Henry Alva
Apples are among Washington state's exports

The Trans-Pacific Partnership trade agreement that was hammered out behind closed doors is now public, and Washington businesses and politicians will be giving their initial thoughts on it at a conference sponsored by the Washington Council on International Trade.

President Barack Obama says the agreement between the U.S. and 11 other Pacific Rim countries is a good deal that will get rid of 18,000 tariffs on American goods—everything from cars to yogurt.

He says in a post on the website Medium that the agreement includes “the strongest labor standards in history” and the toughest environmental commitments in history.

But Gillian Locascio, director of the Washington Fair Trade Coalition, says she is worried about how those requirements will be enforced.

"We really have an issue here with not putting any teeth behind these mechanisms, a lot of great language and not any structures that allow us to make sure that any standards are being met," Locascio said. 
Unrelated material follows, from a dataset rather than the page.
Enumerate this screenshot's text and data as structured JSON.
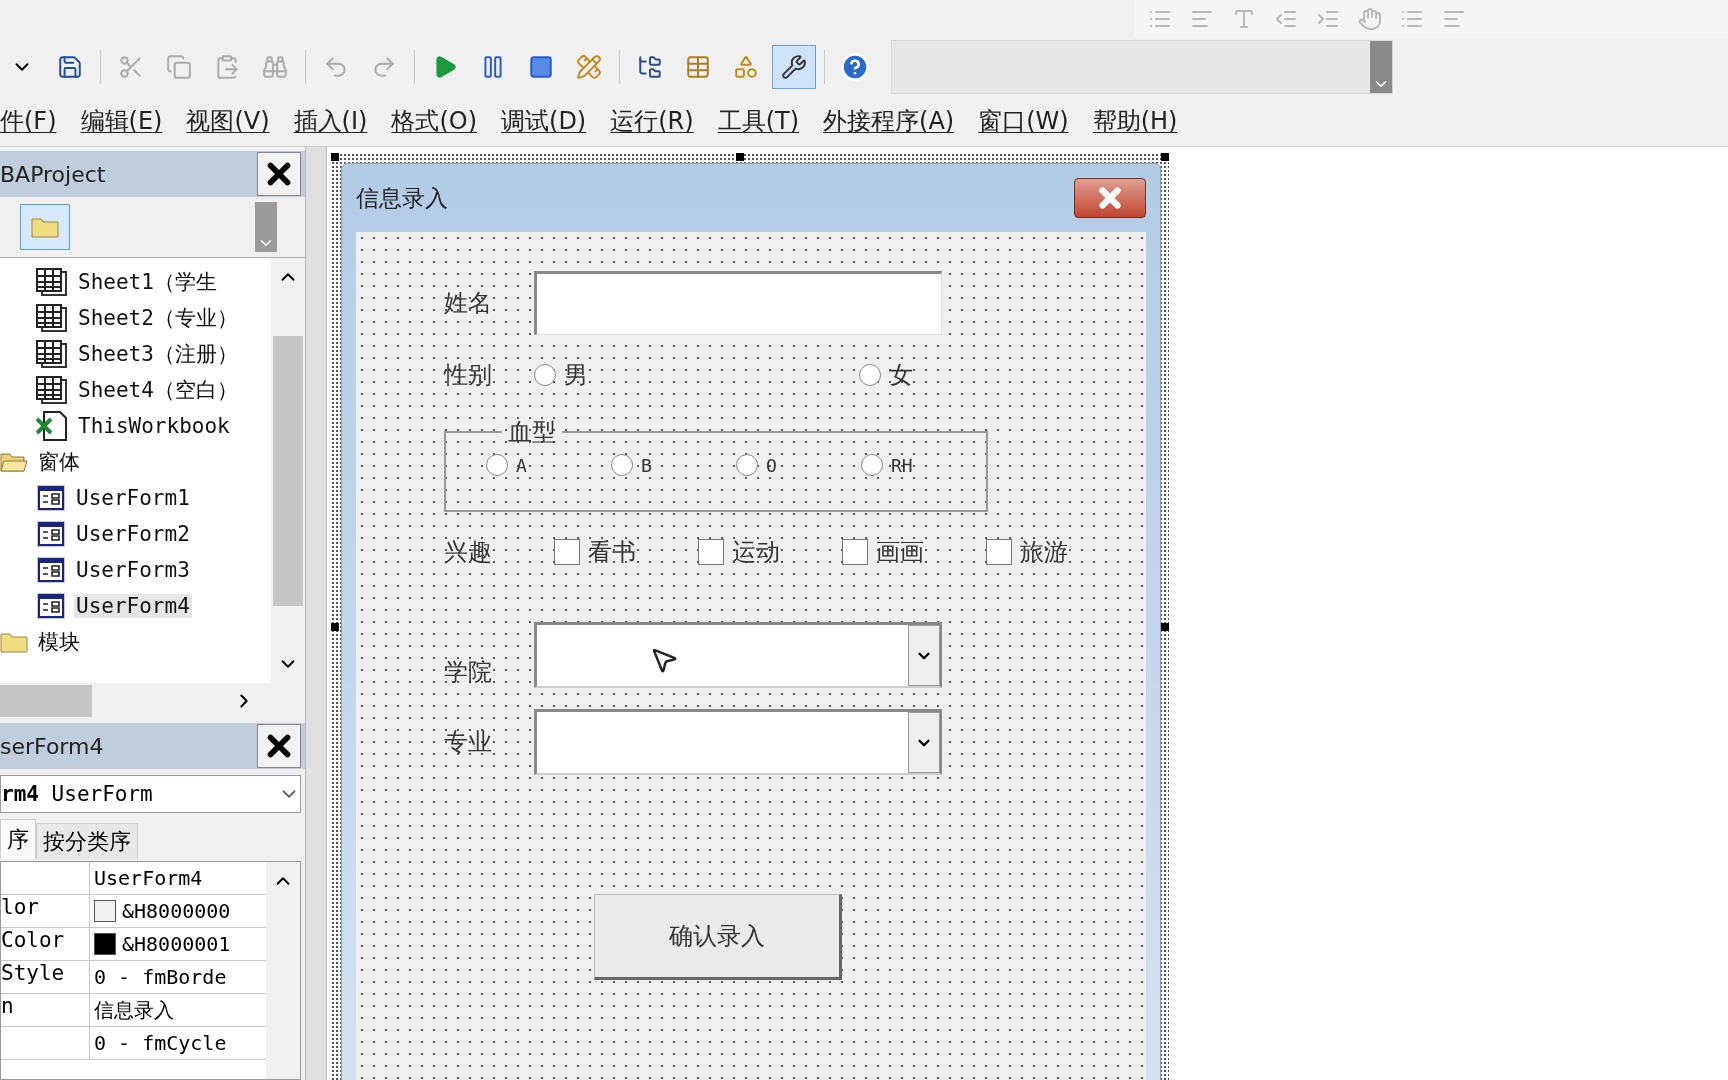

Washington state depends a lot on trade, exporting everything from airplanes to cherries, and business groups are pushing for Congress to pass the Pacific trade deal. Executives from Microsoft and Boeing will be speaking about the agreement at the conference, along with representatives from the Northwest Horticultural Council and the Northwest Seaport Alliance.

For the deal to pass in Congress, the president needs to win over some skeptical Democrats.

Democratic Presidential candidate Hillary Clinton has said she opposes it.

Members of the Washington state delegation are weighing how to vote, including Democratic Representative Derek Kilmer, whose district includes the Olympic Peninsula.

"There’s a very strong appetite to see whether or not this has the high standards around protecting workers, protecting the environment, protecting intellectual property," Kilmer said. "Everyone also wants to make sure this is an agreement that helps us export American products, not export American jobs.”

Kilmer will be speaking about the trade deal on a panel at the conference, along with Representatives Rick Larsen, Denny Heck and Adam Smith.

In July 2017, Ashley Gross became KNKX's youth and education reporter after years of covering the business and labor beat. She joined the station in May 2012 and previously worked five years at WBEZ in Chicago, where she reported on business and the economy. Her work telling the human side of the mortgage crisis garnered awards from the Illinois Associated Press and the Chicago Headline Club. She's also reported for the Alaska Public Radio Network in Anchorage and for Bloomberg News in San Francisco.